While some film franchises, especially this late in the game, like to turn their IMDB cast list into a revolving door of action burnouts and rising stars, Fast and Furious 6 says the more the merrier. We’ve grown to love, or tolerate at least, these characters to the point that we know exactly what we’re going to get with each. Tyrese Gibson’s Roman likes to act bold, but is the butt of every joke, while Ludacris’ Tej is the brains of the operation that loves to turn Roman into that “butt.”
With character archetypes firmly established, Fast and Furious 6 doesn’t waste much time, thrusting the audience right into the action. And as Toretto and his ever-growing crew look to stop the vehicular-minded criminal Owen Shaw, they will risk life, limb, and axle in some of the most impressive practical set pieces ever put to film.

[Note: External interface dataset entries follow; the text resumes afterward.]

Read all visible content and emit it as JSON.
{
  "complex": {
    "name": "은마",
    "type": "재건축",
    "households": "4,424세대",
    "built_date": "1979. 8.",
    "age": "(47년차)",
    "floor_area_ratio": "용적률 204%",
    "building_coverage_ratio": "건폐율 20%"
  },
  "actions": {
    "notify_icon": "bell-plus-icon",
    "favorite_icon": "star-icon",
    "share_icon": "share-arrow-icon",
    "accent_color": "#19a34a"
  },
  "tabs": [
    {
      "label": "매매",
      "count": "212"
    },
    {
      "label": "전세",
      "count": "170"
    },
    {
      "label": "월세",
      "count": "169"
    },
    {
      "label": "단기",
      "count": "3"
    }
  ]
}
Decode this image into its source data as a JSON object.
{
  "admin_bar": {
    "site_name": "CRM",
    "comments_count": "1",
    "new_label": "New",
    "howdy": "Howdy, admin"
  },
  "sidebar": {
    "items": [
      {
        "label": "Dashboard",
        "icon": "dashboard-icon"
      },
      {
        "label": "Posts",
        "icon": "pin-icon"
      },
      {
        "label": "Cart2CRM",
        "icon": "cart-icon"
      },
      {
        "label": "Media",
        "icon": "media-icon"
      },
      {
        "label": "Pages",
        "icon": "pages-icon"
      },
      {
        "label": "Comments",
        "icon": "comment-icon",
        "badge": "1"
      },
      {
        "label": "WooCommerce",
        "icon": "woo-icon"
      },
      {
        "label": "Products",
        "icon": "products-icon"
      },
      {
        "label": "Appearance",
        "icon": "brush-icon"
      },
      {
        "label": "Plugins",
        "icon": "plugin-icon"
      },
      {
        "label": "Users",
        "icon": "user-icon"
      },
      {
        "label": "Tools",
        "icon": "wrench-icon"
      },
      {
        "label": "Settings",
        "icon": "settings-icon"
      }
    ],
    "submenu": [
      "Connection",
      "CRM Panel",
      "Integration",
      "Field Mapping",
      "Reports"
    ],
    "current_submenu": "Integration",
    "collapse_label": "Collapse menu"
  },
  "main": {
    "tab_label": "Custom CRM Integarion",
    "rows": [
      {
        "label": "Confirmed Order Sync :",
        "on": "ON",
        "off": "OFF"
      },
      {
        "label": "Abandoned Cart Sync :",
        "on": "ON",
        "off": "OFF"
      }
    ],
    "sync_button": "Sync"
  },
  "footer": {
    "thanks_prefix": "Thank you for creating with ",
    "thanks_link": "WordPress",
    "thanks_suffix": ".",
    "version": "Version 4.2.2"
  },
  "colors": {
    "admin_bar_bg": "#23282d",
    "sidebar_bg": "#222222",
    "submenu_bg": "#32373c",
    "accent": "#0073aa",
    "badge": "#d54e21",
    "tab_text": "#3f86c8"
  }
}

Fast and Furious 6 is total fan service, but I mean that in the most complimentary way possible. Director Justin Lin knows how to leverage the basic concept of street racers turned criminals into a fun 2-hour package that, while light on logic, will have fans cheering throughout. The film’s use of practical stunts and minimal CGI makes for set pieces that are destructive cornucopias of metal, concrete, and rubber. There are a few moments where the film becomes outright goofy, but that also feels like part of the franchise’s DNA. You’re supposed to hoot, holler, and cheer even in the most improbable scenes, and most moviegoers will.
At the end of the day, Fast and Furious 6 is a movie built with its rabid fan base, and only them, in mind. Every actor (not necessarily their character) gets their moment to shine, more so than any of the past entries. That isn’t to say the acting in Fast and Furious 6 is exceptional, it’s actually pretty poor save for Luke Evan’s scenery-chewing turn as Shaw.
But you should know by now how you feel about Vin Diesel’s dull, emotionless delivery, and either you put up with it or not. Moviegoers looking for a smart action flick with a well-constructed plot should look elsewhere, but those who find that the Fast and Furious franchise is worth the investment, and love the actors involved, will find that Fast and Furious 6 fires on all cylinders.
At one point in time, the Fast and Furious franchise relied heavily on a combination of practical cars and CG effects to create its various races and action sequences. Not anymore. In Fast and Furious 6, cars really crash/explode/fly/get crushed. The film fakes very little, from a tank barreling down a busy freeway to a massive airliner getting pulled out of the sky. It’s also one of the few franchise entries that preserves that integral sense of high-octane speed without letting the various moving pieces get lost in the action.
Fight scenes also have a brutal practicality to them and less of a choreographed feel. Bare-knuckle brawls are the daily special on this film’s menu, and they are served up regularly. Fast and Furious 6 is the type of movie where fights don’t end because the hero pulled off some impressive move, but because they beat their opponent into submission or flat-out killed them. Heck, even the women get battered and bloodied.
To be fair, the action sequences at times feel a little flat with an endless wave of car flip after car flip, but they are shot well enough that it’s hardly a bother. The only time the action elicited a few eye rolls were when things turned from practical to CG, with one moment, in particular, coming across as laughably silly. And that’s in a movie where people use cars as weapons. Even so, the action sufficiently ups the ante in all the right ways.
Cast and Crew
- Director(s): Justin Lin
- Screenwriter(s): Chris Morgan
- Cast: Vin Diesel (Dominic Toretto), Paul Walker (Brian O’Connor), Dwayne Johnson (Luke Hobbs), Michelle Rodriguez (Letty Ortiz), Luke Evans (Shaw), Gina Carano (Riley), Elsa Pataky (Elena), Jordana Brewster (Mia Toretto), Tyrese Gibson (Roman)
- Cinematographer: Stephen F. Windon
- Music Score: Lucas Vidal
- Country Of Origin: USA